• **INFORMATION PROVIDED**:

__________

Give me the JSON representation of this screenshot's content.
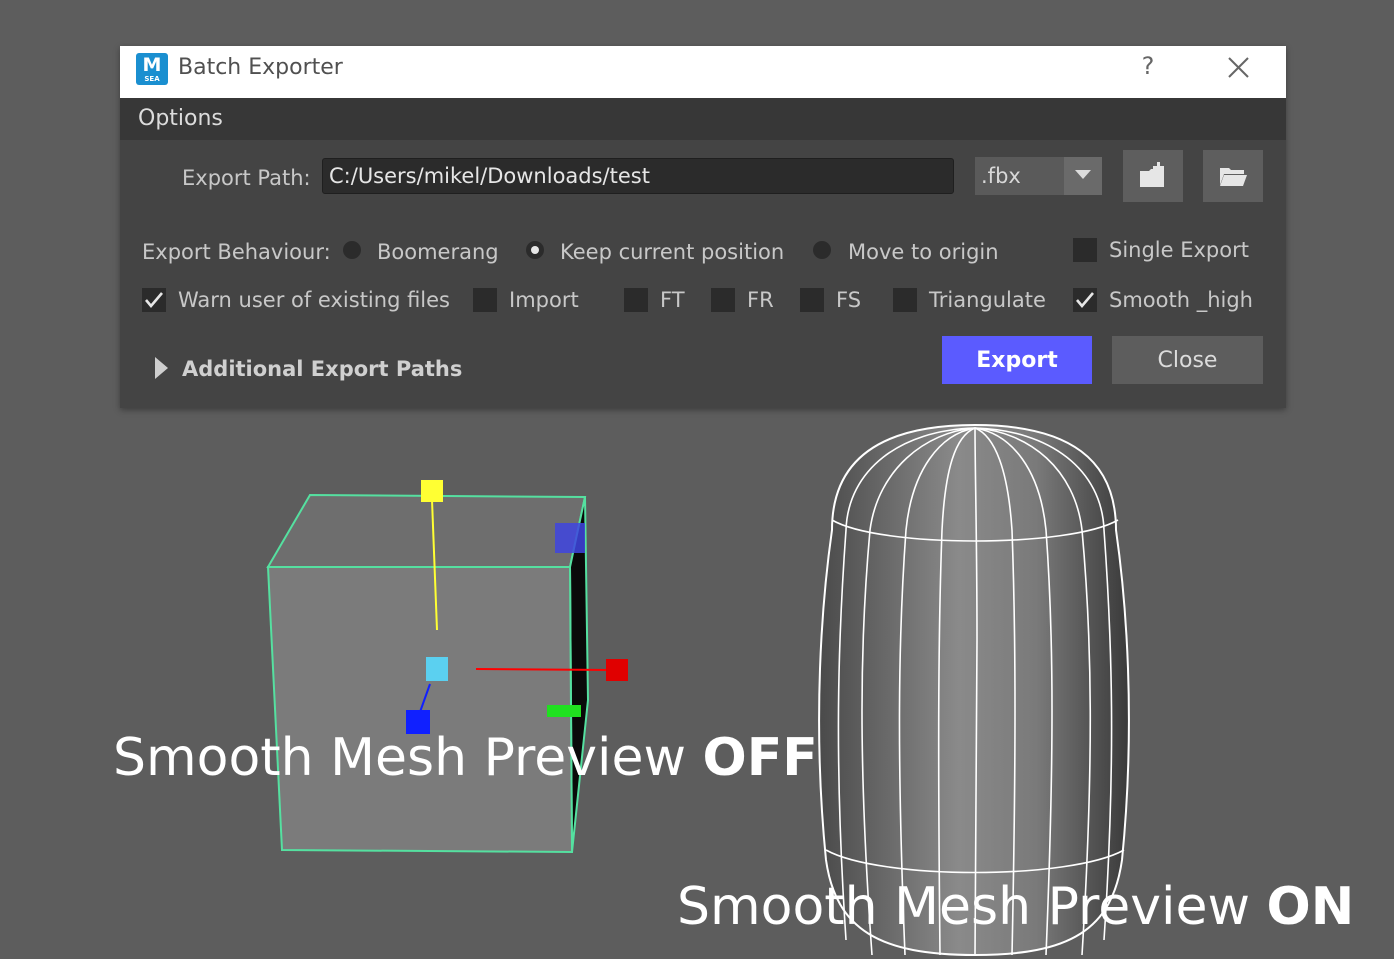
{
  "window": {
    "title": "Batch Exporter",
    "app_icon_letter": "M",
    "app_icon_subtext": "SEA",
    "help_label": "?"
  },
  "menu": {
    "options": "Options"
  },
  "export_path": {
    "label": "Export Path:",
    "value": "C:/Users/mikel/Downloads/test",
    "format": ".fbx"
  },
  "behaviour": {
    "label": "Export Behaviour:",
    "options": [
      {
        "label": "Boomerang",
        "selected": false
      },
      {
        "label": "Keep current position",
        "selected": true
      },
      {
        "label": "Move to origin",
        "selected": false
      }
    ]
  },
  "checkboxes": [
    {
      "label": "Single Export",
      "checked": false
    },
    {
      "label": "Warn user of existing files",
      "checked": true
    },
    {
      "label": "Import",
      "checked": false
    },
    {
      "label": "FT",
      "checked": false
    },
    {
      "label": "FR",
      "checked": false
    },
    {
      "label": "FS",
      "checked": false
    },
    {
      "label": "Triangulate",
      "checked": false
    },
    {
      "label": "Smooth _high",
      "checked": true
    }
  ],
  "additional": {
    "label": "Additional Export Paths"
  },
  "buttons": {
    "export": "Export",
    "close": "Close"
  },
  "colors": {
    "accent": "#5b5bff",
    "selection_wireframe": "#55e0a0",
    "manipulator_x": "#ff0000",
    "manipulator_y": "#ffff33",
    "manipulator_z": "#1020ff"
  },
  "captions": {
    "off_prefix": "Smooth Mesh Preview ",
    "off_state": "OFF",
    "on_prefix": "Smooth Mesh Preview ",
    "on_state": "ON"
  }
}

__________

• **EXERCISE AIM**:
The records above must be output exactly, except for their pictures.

• **TASK RESPONSE**:
Give me the JSON representation of this screenshot's content.
{
  "window": {
    "title": "Batch Exporter",
    "app_icon_letter": "M",
    "app_icon_subtext": "SEA",
    "help_label": "?"
  },
  "menu": {
    "options": "Options"
  },
  "export_path": {
    "label": "Export Path:",
    "value": "C:/Users/mikel/Downloads/test",
    "format": ".fbx"
  },
  "behaviour": {
    "label": "Export Behaviour:",
    "options": [
      {
        "label": "Boomerang",
        "selected": false
      },
      {
        "label": "Keep current position",
        "selected": true
      },
      {
        "label": "Move to origin",
        "selected": false
      }
    ]
  },
  "checkboxes": [
    {
      "label": "Single Export",
      "checked": false
    },
    {
      "label": "Warn user of existing files",
      "checked": true
    },
    {
      "label": "Import",
      "checked": false
    },
    {
      "label": "FT",
      "checked": false
    },
    {
      "label": "FR",
      "checked": false
    },
    {
      "label": "FS",
      "checked": false
    },
    {
      "label": "Triangulate",
      "checked": false
    },
    {
      "label": "Smooth _high",
      "checked": true
    }
  ],
  "additional": {
    "label": "Additional Export Paths"
  },
  "buttons": {
    "export": "Export",
    "close": "Close"
  },
  "colors": {
    "accent": "#5b5bff",
    "selection_wireframe": "#55e0a0",
    "manipulator_x": "#ff0000",
    "manipulator_y": "#ffff33",
    "manipulator_z": "#1020ff"
  },
  "captions": {
    "off_prefix": "Smooth Mesh Preview ",
    "off_state": "OFF",
    "on_prefix": "Smooth Mesh Preview ",
    "on_state": "ON"
  }
}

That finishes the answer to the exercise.